2. When do you decide you want to become a gender equality activist?

In 2002, Tony and I were both working as service providers with groups of men. I was the co-creator of America’s largest program for domestic violence offenders, and Tony was a leading clinician, and anti-racism activist focused on men's trauma. That’s when we found that men were the most frequent perpetrators of violence and discrimination, but women were overwhelmingly leading the work to address these issues. It was the inspiration for A Call to Men.

3. Why is important for men to be advocates and feminist allies? And how can they commit to being one?

My colleague Tony Porter just wrote a really great blog post about this topic that I would love to point your readers to. It’s called Five Questions for Men Who Want to Be Better Allies.
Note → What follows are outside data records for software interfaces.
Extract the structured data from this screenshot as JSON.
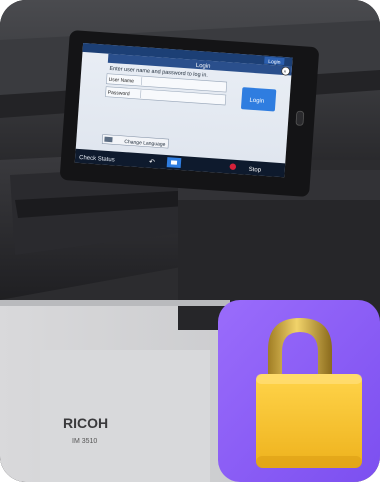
{
  "screen": {
    "login_title": "Login",
    "instruction": "Enter user name and password to log in.",
    "user_name_label": "User Name",
    "password_label": "Password",
    "login_button": "Login",
    "top_login_tab": "Login",
    "change_language": "Change Language",
    "check_status": "Check Status",
    "stop": "Stop"
  },
  "printer": {
    "brand": "RICOH",
    "model": "IM 3510"
  },
  "badge": {
    "icon": "padlock-icon",
    "bg_color": "#8b5cf6",
    "lock_color": "#f5c02a"
  }
}
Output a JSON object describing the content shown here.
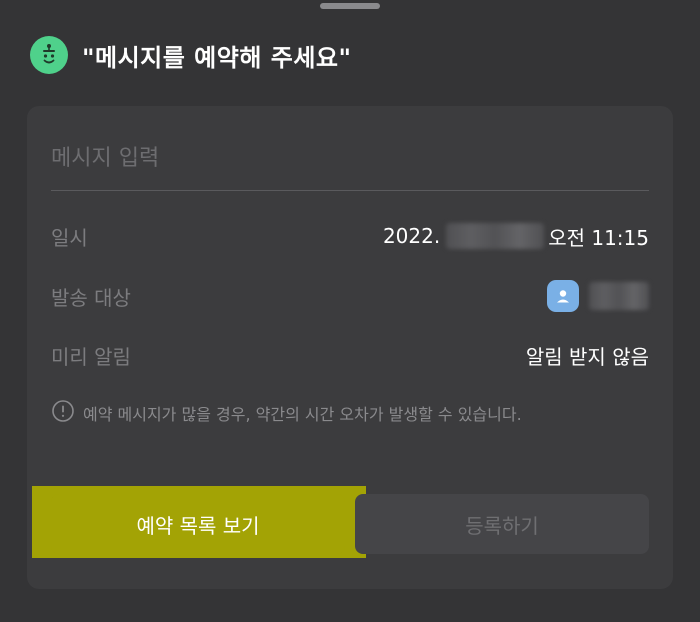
{
  "header": {
    "title": "\"메시지를 예약해 주세요\"",
    "bot_icon": "bot-face-icon"
  },
  "form": {
    "message_placeholder": "메시지 입력",
    "message_value": "",
    "date_label": "일시",
    "date_prefix": "2022.",
    "date_time": "오전 11:15",
    "recipient_label": "발송 대상",
    "recipient_icon": "profile-icon",
    "reminder_label": "미리 알림",
    "reminder_value": "알림 받지 않음",
    "notice_icon": "info-circle-icon",
    "notice": "예약 메시지가 많을 경우, 약간의 시간 오차가 발생할 수 있습니다."
  },
  "buttons": {
    "view_list": "예약 목록 보기",
    "register": "등록하기"
  },
  "colors": {
    "background": "#343436",
    "card": "#3c3c3e",
    "accent_green": "#4fd18b",
    "highlight": "#a3a305",
    "profile_blue": "#7ab0e6"
  }
}
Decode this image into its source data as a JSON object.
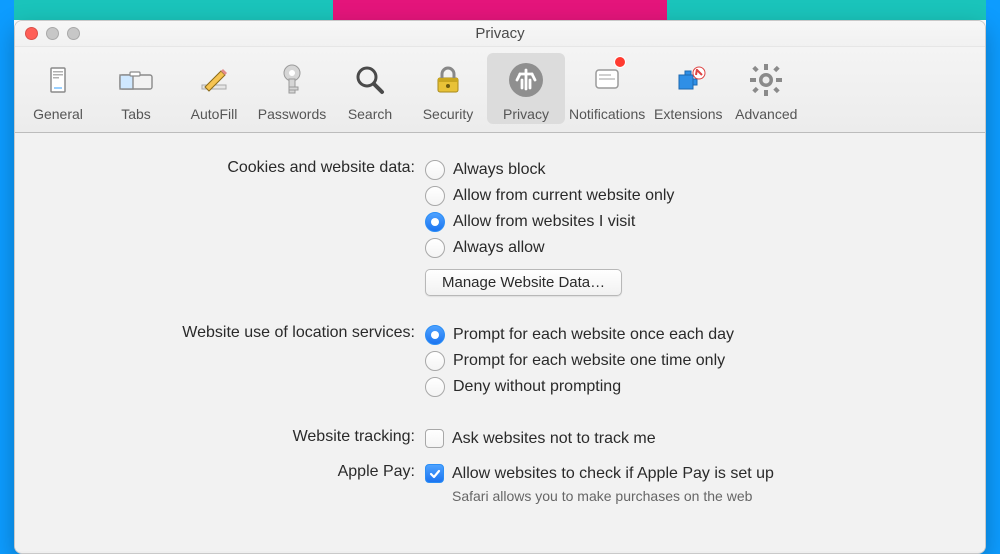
{
  "window": {
    "title": "Privacy"
  },
  "toolbar": {
    "items": [
      {
        "id": "general",
        "label": "General"
      },
      {
        "id": "tabs",
        "label": "Tabs"
      },
      {
        "id": "autofill",
        "label": "AutoFill"
      },
      {
        "id": "passwords",
        "label": "Passwords"
      },
      {
        "id": "search",
        "label": "Search"
      },
      {
        "id": "security",
        "label": "Security"
      },
      {
        "id": "privacy",
        "label": "Privacy"
      },
      {
        "id": "notifications",
        "label": "Notifications"
      },
      {
        "id": "extensions",
        "label": "Extensions"
      },
      {
        "id": "advanced",
        "label": "Advanced"
      }
    ],
    "active": "privacy",
    "notifications_badge": true
  },
  "sections": {
    "cookies": {
      "label": "Cookies and website data:",
      "options": [
        {
          "label": "Always block"
        },
        {
          "label": "Allow from current website only"
        },
        {
          "label": "Allow from websites I visit"
        },
        {
          "label": "Always allow"
        }
      ],
      "selected_index": 2,
      "manage_button": "Manage Website Data…"
    },
    "location": {
      "label": "Website use of location services:",
      "options": [
        {
          "label": "Prompt for each website once each day"
        },
        {
          "label": "Prompt for each website one time only"
        },
        {
          "label": "Deny without prompting"
        }
      ],
      "selected_index": 0
    },
    "tracking": {
      "label": "Website tracking:",
      "checkbox_label": "Ask websites not to track me",
      "checked": false
    },
    "applepay": {
      "label": "Apple Pay:",
      "checkbox_label": "Allow websites to check if Apple Pay is set up",
      "checked": true,
      "hint": "Safari allows you to make purchases on the web"
    }
  }
}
He sums it up perfectly.

4. How can men end the “bro-code” concerning gender violence?

A Call to Men coined the term the Man Box to illustrate the collective socialization of men. The Man Box – or what you are calling the Bro Code – identifies the limitations on what a man is supposed to be and what he believes. These expectations are taught to men – sometimes unconsciously – and reinforced by society. In the Man Box, men are supposed to be powerful and dominating, fearless and in control, strong and emotionless, and successful. In the Man Box, women are objects, the property of men, and have less value than men. The teachings of the Man Box allow gender-based violence to persist. The Man Box also perpetuates a heterosexist norm that devalúes all those who don’t conform to a gender binary.

But the teachings of the Man Box don’t just hurt women, girls, LGBQ, Trans, and nonbinary folks, they are also damaging to men and boys. In 2019, the American Psychological Association released its first-ever guidelines for addressing toxic masculinity. The guidelines were based on more than 40 years of research showing that traditional masculinity is psychologically harmful and that socializing boys to suppress their emotions causes damage that echoes both inwardly and outwardly.

5. Why can’t men feel free and comfortable with vulnerability? And how can they embrace being emotional?